'''

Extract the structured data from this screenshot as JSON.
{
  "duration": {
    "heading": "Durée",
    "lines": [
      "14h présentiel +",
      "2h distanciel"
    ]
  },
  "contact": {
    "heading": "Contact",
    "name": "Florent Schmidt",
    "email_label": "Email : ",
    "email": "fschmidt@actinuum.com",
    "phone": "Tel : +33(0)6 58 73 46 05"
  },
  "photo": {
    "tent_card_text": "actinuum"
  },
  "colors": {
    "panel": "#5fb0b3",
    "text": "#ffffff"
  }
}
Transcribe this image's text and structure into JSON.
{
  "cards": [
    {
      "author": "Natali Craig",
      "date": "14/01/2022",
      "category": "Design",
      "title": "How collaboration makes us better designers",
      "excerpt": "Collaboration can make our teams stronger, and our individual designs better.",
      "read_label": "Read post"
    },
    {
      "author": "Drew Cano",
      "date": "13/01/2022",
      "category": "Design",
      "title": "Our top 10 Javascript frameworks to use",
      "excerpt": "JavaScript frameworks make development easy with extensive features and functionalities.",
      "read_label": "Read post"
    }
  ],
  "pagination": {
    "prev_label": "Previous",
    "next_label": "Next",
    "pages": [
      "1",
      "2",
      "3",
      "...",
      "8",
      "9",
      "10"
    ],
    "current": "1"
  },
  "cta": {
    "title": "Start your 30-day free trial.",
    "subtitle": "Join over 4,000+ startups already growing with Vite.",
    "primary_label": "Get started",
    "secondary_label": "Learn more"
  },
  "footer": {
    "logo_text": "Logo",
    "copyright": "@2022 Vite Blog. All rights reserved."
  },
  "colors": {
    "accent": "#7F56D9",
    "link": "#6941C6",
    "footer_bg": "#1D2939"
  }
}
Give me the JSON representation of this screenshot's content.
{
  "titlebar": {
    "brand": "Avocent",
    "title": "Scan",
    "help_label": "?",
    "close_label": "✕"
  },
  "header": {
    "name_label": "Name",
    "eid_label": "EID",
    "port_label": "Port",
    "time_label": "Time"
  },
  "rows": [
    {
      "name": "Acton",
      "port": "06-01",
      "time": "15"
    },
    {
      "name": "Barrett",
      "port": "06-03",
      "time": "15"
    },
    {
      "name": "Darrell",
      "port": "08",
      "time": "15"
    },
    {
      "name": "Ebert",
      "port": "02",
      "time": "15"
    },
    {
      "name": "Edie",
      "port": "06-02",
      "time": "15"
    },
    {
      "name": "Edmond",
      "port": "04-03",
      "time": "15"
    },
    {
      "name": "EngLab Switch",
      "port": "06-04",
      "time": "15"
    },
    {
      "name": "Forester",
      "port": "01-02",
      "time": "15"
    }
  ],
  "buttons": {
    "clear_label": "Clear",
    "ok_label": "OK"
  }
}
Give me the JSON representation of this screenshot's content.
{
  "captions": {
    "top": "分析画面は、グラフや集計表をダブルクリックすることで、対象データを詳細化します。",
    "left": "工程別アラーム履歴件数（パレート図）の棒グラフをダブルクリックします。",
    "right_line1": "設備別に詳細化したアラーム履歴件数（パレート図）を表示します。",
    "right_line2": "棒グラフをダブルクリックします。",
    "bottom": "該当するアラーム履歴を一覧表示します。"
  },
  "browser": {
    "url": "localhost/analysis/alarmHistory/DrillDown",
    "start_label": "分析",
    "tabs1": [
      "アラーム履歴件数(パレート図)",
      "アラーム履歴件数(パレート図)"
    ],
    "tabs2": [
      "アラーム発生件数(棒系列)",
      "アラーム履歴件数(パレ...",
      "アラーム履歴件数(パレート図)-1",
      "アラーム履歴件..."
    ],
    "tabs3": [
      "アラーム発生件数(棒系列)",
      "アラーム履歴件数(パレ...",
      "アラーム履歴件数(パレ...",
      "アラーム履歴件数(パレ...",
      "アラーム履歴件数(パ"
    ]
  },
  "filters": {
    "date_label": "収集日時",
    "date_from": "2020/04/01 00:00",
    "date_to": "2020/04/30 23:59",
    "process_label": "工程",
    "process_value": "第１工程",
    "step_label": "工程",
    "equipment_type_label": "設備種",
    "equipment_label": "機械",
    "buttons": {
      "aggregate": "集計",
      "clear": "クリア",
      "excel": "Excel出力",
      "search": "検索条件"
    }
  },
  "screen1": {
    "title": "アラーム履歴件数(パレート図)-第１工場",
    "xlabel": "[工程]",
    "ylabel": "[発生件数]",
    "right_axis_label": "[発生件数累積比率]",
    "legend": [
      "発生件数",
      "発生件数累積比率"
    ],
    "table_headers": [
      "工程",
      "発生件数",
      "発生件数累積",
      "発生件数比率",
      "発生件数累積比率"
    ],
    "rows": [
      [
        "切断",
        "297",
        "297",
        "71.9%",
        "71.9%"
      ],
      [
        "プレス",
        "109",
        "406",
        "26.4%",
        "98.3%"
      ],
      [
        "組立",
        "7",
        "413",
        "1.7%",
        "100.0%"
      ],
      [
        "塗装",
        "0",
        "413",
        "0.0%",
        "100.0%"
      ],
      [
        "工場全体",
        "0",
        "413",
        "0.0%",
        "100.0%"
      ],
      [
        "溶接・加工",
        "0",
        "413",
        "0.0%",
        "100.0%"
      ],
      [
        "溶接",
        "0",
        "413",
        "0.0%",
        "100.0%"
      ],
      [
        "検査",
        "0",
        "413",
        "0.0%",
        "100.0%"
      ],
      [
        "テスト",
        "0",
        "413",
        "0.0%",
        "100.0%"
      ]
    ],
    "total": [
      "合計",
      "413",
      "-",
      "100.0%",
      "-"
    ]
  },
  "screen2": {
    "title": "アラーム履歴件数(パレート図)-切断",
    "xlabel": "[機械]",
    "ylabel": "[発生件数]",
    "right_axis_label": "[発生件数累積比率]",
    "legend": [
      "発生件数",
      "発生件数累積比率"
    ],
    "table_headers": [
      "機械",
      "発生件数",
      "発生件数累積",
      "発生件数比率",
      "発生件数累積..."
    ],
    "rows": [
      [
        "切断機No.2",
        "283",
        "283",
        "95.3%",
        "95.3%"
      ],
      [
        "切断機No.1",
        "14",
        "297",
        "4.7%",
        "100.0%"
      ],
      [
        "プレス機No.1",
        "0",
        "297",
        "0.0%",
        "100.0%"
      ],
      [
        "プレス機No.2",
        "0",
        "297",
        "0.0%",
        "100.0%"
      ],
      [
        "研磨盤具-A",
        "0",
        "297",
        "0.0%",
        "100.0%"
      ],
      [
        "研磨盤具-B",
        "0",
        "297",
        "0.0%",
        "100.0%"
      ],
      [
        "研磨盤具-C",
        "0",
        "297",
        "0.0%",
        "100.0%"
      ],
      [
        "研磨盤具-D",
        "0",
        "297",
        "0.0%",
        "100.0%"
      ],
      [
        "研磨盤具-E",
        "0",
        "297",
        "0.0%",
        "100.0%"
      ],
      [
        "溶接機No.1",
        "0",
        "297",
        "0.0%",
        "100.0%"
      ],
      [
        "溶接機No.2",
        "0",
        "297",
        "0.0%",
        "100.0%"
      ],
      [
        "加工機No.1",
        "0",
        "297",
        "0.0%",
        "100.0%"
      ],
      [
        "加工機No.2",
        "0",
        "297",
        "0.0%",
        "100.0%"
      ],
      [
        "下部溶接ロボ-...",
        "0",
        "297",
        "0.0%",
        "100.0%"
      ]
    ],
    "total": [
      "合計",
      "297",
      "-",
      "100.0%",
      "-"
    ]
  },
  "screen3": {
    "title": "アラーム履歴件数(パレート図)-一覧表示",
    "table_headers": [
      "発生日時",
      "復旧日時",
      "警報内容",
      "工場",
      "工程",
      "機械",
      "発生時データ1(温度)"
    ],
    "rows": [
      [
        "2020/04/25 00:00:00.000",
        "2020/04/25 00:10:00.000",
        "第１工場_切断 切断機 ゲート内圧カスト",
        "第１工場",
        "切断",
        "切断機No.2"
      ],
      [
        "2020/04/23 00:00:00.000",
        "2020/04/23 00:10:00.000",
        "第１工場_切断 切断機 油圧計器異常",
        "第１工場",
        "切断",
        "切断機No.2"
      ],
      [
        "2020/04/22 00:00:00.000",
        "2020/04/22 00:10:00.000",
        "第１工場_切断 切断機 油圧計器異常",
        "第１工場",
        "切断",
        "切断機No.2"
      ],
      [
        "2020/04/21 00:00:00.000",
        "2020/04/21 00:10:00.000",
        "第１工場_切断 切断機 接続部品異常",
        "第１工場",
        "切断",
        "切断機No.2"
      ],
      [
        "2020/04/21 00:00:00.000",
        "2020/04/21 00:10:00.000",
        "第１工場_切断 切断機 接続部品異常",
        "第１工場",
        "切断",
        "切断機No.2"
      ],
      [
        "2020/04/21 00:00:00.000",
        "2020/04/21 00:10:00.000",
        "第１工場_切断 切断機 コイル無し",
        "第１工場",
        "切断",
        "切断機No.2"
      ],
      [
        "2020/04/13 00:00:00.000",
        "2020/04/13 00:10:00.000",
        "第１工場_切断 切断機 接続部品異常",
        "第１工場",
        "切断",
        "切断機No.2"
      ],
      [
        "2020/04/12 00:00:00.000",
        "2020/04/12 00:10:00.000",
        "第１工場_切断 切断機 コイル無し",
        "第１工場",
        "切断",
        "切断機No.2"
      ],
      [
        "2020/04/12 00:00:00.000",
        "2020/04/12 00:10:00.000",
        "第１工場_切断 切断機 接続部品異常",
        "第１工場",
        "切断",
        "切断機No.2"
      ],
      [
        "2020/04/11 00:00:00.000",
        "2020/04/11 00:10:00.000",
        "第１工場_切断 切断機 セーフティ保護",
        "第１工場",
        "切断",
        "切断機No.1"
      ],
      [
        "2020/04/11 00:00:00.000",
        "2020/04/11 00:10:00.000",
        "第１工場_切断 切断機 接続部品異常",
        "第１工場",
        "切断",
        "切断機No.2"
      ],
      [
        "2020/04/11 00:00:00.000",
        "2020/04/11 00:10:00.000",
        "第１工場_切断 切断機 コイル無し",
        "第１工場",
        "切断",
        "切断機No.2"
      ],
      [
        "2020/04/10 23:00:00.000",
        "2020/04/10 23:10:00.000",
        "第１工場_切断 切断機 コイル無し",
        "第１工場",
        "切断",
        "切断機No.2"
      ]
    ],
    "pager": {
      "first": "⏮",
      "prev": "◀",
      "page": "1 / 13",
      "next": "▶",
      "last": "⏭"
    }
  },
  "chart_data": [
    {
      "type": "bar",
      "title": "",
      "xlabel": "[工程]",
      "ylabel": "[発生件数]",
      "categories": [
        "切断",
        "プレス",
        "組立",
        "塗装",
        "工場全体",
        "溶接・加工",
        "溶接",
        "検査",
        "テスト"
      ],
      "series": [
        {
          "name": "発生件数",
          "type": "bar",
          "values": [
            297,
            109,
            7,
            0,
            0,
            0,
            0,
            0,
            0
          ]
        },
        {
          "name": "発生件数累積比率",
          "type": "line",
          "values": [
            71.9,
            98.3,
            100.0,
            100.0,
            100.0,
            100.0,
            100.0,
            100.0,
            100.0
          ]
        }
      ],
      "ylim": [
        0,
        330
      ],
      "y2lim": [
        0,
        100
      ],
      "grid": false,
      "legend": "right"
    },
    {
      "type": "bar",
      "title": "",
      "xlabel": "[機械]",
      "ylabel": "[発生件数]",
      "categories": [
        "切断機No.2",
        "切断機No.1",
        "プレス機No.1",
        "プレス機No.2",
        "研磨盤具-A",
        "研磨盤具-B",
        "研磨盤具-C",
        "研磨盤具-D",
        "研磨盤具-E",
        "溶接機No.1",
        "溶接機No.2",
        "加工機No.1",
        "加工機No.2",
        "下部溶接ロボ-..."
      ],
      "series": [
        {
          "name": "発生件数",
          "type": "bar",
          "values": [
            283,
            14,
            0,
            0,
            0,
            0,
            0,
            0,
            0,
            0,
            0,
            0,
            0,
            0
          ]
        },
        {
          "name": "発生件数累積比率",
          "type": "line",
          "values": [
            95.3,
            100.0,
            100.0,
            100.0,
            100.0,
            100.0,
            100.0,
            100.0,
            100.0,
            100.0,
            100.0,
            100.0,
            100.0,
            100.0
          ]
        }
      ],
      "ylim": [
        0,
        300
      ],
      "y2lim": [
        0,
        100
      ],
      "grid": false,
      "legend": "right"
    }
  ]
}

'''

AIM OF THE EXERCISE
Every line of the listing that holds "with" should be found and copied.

OUTPUT BELOW
      "excerpt": "JavaScript frameworks make development easy with extensive features and functionalities.",
    "subtitle": "Join over 4,000+ startups already growing with Vite.",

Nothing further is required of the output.